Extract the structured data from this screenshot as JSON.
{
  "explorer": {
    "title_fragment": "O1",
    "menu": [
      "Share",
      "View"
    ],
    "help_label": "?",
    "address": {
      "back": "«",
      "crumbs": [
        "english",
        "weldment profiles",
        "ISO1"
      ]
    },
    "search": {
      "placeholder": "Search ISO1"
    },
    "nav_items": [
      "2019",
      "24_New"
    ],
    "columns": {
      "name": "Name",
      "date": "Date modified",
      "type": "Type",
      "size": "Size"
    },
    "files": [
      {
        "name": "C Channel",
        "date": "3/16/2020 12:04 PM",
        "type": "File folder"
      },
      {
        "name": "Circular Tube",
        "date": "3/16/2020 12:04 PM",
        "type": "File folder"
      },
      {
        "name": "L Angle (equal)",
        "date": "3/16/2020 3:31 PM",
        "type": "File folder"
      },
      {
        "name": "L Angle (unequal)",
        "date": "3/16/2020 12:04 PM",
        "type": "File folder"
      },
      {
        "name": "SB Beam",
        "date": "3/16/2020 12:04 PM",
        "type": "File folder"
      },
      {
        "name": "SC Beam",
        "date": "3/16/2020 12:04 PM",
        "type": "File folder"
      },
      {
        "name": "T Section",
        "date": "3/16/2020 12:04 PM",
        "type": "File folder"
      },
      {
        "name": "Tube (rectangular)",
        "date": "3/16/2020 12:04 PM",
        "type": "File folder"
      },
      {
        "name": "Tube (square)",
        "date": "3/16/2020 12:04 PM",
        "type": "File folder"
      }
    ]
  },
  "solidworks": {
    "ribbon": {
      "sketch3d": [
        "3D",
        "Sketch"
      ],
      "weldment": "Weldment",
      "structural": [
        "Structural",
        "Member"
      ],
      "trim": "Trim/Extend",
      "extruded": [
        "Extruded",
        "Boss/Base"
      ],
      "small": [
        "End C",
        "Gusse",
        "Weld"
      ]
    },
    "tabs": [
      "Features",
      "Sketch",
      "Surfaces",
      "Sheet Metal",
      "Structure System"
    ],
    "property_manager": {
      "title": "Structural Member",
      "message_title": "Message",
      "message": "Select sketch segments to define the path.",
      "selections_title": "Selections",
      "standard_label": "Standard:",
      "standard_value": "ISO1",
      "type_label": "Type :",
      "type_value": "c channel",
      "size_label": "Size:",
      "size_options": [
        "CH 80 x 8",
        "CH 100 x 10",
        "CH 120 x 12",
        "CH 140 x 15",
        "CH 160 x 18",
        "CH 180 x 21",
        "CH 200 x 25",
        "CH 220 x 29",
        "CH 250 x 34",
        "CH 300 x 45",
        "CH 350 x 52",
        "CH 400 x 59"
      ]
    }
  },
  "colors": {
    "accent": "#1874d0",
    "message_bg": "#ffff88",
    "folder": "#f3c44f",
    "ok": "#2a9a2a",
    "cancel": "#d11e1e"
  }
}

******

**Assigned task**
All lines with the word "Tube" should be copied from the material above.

**Final answer**
        "name": "Circular Tube",
        "name": "Tube (rectangular)",
        "name": "Tube (square)",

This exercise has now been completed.